Some of my favourite parts include the stories that Darius learned about his mother’s childhood and how easily Sohrab made Darius feel like he belonged.
‘Jaye Shoma Khali’, the Persian version of ‘Your place was empty’ translating to you were missed was the most heart touching line from the book.
Coming to the characters:
Darius Kellner: Our beloved Darius has had a rough school life. From being teased for his weight and bullied for his name and origins, it doesn’t help that his relationship with his father is on the rocks. He is under medication for depression alongside his father and he does not know if there is anything in particular that has triggered it. He used to be a football player but the meds spoiled it for him. He always feels like whatever he does, it’s only going to disappoint his father. (hard relate) I felt like he was a very passionate and heart felt kid who gave his 100 percent but sometimes the 100 percent isn’t enough and it’s okay. Darius loves his sister and learns to love his family that he meets for the first time when he goes to Yazad. I want to adopt and spoil him. I absolutely loved this character and the growth he had through the book.
Sohrab: Sohrab is the sweetest friend anyone could ever imagine having. He is very welcoming and mixes well with anyone that happen to cross paths with him and does not care that you have flaws. Everyone do, don’t they? He lives with his mum and his dad was falsely arrested because of his ethnicity. Sohrab in an attempt to mix with his peers, makes a wrong decision to tease Darius but realises what he has done and apologizes immediately. Now, I’m not saying that it’s okay to lose it once in a while but I know how friendships can be lost to ego. We Stan a friend who can apologize and make up for the mistakes of their own. He yells at Darius when his father passes away and proves to us that how ever calm and collected you are, when your lost and angry, you say things that you don’t mean. He makes up to him again In-spite of grieving and that went to show how important he felt Darius was to him.
Stephen Kellner: Boy! Did I hate him in the beginning! In the process of fending for his own mental health, Stephen Kellner became one of the reason for destroying Darius’. I don’t blame him though because him being mentally stable was much more important than being there for Darius at the cost of his mental health. We do find out that he went through a very bad phase where he contemplated suicide but he did conquer it and is alive and well now. He was the silent parent who did everything without saying. The way he goes out of his comfort zone to express all his feelings to make Darius understand itself shows how much his kids mean to him and how hard he has tried to hold on.
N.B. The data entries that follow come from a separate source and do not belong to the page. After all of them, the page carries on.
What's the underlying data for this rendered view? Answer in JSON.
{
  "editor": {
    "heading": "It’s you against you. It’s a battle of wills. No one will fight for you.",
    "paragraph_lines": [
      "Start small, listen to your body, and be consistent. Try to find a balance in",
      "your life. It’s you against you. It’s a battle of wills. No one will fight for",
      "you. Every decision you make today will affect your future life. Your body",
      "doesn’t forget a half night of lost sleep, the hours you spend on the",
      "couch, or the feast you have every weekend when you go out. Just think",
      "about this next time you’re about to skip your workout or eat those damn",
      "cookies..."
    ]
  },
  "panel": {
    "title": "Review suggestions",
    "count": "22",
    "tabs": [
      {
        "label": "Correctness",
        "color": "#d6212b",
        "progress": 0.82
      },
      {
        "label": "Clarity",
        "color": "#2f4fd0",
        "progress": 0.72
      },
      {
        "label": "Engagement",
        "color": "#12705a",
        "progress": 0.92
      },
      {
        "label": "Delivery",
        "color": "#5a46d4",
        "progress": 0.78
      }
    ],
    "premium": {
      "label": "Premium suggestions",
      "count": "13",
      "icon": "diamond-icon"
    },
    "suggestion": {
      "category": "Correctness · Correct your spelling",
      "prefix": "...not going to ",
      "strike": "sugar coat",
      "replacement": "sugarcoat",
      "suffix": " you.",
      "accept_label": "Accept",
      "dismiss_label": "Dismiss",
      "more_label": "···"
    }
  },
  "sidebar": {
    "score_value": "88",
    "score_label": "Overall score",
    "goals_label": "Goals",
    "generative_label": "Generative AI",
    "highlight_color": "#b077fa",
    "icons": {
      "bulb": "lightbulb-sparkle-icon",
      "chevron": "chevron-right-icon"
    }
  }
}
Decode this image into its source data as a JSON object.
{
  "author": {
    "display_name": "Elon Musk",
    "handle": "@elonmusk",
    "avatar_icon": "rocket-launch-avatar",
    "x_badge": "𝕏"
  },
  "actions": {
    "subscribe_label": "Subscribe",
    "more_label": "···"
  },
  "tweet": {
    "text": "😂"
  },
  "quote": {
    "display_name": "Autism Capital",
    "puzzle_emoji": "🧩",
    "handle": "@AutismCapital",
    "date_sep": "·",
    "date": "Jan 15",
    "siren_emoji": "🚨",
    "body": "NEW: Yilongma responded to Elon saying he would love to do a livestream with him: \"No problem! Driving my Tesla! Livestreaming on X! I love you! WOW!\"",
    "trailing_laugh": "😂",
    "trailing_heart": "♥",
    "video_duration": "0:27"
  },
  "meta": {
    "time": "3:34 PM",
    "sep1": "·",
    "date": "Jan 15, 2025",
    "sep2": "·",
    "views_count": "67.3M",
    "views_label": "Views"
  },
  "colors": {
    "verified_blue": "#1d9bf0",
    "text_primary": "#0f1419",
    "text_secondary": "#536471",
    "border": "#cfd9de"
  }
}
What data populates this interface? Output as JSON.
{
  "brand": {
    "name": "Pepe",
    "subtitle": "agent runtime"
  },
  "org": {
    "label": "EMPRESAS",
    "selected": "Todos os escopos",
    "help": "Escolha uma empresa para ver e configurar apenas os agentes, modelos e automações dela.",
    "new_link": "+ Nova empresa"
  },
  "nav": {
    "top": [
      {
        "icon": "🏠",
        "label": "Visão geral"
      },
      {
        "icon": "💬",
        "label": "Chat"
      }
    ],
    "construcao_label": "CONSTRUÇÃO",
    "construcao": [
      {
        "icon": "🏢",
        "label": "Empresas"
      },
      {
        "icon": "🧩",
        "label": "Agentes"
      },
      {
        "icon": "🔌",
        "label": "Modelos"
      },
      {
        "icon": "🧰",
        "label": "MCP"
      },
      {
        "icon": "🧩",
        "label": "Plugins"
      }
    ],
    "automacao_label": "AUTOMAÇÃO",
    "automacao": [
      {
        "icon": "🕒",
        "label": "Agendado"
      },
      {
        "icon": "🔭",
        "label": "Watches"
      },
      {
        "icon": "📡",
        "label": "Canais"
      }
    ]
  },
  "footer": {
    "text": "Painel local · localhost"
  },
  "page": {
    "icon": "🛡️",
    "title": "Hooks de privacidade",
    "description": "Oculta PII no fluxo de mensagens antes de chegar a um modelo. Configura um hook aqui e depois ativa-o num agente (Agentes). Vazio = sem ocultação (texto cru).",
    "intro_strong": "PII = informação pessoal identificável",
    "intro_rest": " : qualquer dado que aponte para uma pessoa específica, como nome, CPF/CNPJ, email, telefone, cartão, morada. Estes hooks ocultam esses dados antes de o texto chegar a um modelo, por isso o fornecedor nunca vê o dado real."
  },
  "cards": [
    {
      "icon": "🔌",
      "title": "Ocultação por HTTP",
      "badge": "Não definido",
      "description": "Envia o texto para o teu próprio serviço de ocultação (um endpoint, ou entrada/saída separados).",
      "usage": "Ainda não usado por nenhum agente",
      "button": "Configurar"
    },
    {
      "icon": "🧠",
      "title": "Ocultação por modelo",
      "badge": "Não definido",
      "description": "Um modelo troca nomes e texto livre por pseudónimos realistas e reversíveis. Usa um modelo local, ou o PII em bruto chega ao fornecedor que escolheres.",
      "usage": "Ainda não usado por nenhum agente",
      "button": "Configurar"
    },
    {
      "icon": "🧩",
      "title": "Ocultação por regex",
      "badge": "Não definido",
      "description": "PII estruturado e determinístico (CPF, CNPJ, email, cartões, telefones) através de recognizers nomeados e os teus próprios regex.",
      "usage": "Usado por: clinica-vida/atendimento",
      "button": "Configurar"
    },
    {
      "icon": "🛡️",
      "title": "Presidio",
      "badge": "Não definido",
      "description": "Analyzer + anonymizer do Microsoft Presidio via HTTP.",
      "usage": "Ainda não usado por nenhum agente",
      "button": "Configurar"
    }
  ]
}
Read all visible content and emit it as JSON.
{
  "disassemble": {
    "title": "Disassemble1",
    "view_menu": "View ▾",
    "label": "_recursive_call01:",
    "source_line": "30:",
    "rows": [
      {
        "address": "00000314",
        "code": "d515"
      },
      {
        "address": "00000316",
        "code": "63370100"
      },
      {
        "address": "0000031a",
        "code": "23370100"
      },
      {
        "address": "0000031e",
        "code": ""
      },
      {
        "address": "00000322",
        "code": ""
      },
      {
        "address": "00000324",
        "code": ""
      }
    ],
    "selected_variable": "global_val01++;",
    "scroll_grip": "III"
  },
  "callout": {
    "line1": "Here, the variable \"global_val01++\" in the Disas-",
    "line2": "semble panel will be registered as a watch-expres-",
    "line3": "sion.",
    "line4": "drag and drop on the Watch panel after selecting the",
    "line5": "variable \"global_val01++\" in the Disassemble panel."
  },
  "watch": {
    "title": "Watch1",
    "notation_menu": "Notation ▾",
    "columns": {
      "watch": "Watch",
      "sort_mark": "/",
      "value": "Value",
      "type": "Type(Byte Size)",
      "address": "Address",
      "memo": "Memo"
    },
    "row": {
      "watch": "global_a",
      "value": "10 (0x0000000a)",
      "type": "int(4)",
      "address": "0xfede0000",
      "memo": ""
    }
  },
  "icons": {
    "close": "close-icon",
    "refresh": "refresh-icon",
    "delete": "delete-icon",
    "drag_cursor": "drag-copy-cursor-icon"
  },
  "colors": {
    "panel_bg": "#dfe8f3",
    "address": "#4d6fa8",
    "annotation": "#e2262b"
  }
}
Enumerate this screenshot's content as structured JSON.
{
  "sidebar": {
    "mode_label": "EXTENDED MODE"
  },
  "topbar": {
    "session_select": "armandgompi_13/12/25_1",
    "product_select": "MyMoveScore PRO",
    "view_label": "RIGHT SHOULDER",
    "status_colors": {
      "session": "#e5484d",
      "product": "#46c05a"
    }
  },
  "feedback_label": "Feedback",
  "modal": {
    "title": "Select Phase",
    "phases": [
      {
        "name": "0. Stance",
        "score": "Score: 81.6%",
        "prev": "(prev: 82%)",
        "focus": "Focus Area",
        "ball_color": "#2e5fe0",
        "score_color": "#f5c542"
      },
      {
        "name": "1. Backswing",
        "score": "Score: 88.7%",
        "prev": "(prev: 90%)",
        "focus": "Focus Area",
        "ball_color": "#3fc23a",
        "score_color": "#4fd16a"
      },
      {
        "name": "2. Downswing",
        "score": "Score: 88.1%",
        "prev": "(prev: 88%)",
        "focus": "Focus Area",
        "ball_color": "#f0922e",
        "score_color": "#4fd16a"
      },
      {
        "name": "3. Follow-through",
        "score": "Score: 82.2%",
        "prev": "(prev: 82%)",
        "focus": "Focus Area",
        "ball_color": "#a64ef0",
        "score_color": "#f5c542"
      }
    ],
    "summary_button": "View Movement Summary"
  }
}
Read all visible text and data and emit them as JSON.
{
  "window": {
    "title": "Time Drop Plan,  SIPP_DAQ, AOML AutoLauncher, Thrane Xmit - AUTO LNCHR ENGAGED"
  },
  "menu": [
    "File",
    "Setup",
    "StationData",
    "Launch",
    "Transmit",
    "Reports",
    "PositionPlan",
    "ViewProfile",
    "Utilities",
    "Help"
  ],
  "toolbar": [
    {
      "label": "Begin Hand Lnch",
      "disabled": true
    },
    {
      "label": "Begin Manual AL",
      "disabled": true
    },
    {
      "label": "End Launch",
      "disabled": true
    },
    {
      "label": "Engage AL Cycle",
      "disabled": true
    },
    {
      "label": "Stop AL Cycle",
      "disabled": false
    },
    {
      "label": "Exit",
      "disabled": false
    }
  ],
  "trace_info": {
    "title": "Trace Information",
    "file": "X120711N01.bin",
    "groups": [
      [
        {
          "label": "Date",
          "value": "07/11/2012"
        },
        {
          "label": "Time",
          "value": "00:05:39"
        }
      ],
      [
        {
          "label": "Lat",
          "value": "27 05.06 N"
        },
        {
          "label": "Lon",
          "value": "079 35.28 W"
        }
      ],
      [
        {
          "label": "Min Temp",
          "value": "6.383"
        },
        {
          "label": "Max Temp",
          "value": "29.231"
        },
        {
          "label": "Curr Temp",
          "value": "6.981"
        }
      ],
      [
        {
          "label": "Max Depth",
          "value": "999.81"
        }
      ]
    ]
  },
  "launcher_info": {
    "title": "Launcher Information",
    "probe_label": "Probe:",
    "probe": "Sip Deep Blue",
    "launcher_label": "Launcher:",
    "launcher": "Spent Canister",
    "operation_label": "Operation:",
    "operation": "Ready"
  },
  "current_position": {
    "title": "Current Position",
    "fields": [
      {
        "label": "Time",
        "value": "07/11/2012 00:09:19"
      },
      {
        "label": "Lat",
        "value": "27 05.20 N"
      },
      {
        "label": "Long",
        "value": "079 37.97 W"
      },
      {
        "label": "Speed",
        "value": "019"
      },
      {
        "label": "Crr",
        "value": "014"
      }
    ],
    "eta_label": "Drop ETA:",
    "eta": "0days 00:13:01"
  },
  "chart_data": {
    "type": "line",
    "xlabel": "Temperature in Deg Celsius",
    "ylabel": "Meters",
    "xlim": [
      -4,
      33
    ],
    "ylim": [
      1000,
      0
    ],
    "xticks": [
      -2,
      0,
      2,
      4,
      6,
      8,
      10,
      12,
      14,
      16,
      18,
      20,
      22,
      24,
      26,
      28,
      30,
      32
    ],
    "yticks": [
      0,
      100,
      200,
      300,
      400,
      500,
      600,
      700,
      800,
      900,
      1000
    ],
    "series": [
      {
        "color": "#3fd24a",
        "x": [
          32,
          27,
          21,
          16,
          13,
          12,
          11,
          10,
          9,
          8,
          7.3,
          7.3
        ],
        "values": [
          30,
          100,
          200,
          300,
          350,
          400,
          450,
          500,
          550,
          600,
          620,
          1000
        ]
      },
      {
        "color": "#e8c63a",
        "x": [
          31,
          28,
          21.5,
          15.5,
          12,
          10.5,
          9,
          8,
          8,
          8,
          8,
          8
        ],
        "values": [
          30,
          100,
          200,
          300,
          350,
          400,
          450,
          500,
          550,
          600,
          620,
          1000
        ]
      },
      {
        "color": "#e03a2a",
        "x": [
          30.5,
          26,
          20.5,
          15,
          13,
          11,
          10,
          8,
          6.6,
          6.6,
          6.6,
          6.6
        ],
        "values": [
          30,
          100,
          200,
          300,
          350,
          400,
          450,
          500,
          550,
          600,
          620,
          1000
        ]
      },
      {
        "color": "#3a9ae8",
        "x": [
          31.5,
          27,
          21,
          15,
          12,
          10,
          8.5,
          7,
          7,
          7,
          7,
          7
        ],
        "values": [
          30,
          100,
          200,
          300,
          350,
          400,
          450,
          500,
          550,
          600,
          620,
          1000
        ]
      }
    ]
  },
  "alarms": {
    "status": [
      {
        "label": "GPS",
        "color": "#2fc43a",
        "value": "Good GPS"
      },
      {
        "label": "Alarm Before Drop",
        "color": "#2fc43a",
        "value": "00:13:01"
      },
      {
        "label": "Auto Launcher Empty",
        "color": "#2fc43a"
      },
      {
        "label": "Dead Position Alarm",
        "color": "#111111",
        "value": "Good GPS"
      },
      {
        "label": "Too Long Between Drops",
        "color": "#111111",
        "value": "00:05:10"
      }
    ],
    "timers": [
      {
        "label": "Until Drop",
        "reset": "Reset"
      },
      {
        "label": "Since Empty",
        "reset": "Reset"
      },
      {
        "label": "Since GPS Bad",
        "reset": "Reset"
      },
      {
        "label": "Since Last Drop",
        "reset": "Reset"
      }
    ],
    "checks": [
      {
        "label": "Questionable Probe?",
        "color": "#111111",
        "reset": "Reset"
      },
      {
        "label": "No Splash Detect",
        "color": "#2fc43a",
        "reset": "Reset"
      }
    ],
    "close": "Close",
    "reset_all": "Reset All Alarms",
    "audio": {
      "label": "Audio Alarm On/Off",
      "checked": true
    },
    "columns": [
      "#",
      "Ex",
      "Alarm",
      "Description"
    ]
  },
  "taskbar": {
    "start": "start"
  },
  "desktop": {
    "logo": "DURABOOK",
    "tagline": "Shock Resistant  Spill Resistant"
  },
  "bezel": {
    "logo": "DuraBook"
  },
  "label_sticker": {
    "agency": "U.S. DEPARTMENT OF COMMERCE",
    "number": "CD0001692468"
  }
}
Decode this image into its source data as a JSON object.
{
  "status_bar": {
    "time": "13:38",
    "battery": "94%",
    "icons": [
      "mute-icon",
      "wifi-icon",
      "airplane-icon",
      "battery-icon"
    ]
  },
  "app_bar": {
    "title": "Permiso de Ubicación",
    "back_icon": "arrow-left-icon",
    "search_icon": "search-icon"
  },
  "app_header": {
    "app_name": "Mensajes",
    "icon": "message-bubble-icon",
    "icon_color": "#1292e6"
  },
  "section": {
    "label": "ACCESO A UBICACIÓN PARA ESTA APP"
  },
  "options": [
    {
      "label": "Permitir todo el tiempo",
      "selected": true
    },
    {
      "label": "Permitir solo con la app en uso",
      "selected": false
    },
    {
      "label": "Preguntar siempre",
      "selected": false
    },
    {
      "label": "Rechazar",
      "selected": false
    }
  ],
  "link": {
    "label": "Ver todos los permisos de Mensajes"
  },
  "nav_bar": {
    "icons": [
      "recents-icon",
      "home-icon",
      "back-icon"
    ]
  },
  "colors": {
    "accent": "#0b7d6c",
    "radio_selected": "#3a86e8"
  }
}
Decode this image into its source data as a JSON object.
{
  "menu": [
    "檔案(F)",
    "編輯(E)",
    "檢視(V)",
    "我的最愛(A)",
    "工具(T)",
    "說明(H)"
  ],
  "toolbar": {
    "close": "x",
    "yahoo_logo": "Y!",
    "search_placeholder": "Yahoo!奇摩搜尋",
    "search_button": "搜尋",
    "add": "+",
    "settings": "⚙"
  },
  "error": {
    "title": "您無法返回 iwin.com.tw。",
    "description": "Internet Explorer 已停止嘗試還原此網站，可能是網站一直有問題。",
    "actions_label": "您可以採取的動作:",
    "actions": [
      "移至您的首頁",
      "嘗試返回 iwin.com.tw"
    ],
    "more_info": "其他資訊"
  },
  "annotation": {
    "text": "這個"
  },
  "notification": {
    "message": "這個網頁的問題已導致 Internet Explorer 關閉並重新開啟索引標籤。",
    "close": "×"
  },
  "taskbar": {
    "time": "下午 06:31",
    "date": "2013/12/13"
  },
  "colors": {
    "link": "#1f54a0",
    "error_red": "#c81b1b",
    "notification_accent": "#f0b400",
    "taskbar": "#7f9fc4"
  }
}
“Everyone wants you here. We have a saying in Farsi. It translates ‘your place was empty.’ We say it when we miss somebody.”
“Your place was empty before. But this is your family. You belong here.”– Adib Khorram
What I liked about it:
1. The LOTR references! Keep em coming!
2. How the author managed to make me cry twice on the same page and many more times before and after that
3. How casually having homosexual parents is mentioned
4. How much more I love with my family after reading the book
5. How amazing it is to have read this
6. The cover
7. A very easy read
8. The afterword
9. Darius’guide to tea!
10. THE THEME OF THE BOOK and how effortlessly it fills your mind
1. It came to an end
2. I’m dehydrated
3. I need more
“You’re the only person who never wanted me to change.”– Adib Khorram